Secondly, the NSC increased the number of councilorships from the top six Dhaka Premier Division Cricket League clubs from one to two to justify the amount of money spent by the clubs during the league. This would make the BCB more Dhaka-centric rather than decentralised as it would give even more power to the clubs from the capital.

The third major change was at the district and division level where anyone, even from outside the district or divisional sports association's executive committee, can now become a councilor. Previously, a district councilor needed a minimum of three years experience in the executive body of his/her district.

On December 13, the Dhaka High Court gave a stay order of three months on the amended BCB constitution, which means the board has to be run under the 2008 charter.

Chowdhury was a pivotal figure in the country's cricket between 1996 and 2001 when Bangladesh won the ICC Trophy, were given ODI and Test status and held a global event and his criticism is a sign of major unease about the conflict-ridden BCB that is now run by an adhoc committee instead of an elected body.

"It is a matter of concern to see such divisions in Bangladesh cricket," Chowdhury said. "I don't want to pick any of these sides, be it districts, clubs or players. We should be speaking on behalf of cricket.

"First of all, it is not clear what recommendations were considered when these changes to constitution were made. Secondly, we also have to know what process was used. When a higher body makes such amendments, it cannot just be made for the sake of it. The amendment has to come through a reference point. What I'm trying to understand is whether these changes were sought by the BCB or the NSC.

"From what I know of the NSC Act, it contradicts to how the amendments were made.

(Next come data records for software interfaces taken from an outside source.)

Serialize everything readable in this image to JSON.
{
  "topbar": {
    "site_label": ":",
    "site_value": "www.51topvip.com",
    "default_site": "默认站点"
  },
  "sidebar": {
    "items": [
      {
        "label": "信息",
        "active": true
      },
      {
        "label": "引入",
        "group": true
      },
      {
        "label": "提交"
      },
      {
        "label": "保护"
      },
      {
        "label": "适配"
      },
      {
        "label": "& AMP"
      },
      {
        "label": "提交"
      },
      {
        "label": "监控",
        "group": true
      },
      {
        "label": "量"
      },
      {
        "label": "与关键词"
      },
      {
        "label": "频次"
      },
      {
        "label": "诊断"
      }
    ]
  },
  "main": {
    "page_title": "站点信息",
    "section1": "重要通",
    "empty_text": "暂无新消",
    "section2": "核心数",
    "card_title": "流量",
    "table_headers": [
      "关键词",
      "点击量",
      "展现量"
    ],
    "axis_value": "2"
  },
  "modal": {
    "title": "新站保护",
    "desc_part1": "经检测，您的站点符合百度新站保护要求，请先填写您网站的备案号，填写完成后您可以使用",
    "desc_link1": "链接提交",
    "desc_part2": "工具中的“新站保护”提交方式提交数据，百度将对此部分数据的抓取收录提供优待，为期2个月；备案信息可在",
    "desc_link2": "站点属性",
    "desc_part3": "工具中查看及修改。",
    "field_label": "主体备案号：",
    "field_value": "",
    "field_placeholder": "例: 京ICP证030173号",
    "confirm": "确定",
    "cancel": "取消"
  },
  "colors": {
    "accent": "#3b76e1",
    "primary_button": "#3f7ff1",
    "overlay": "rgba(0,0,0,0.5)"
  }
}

As far as I know, the BCB adhoc committee hasn't discussed these changes."

Over the past weekend, the club representatives and those from the districts as well as the players' body have all commented on the amended constitution in a series of press briefings in Dhaka. The BCB has remained quiet about the matter. Chowdhury criticised this silence and asked the BCB to take the lead in correcting the wrongs.

"The cricket board has to take a stance, say whether they support the changes that have been made to the constitution. It is important to know their position because the BCB is the governing body.

"Everyone who will be affected by these changes are speaking about it, whether that be criticism or appreciation. But the BCB is quiet," he said.

He also pointed out the lack of clarity when it comes to following a modus operandi of running the BCB. "Ever since we wrote up the model constitution in 1998, it has been like a pendulum where we are swinging from a board of directors to an executive committee system and back to the board of directors."

Chowdhury said that the BCB should not have governmental intervention because it's a strong enough body, especially through its wealth. "The changes are establishing political influence in cricket. If the government had helped the BCB financially, it would have had a say.

"But the BCB has more money in the bank than the NSC probably, so I don't see a reason for the government to have an influence. I am not a believer of making these changes because the ICC has said so. I want political influence out because it is the right thing to do."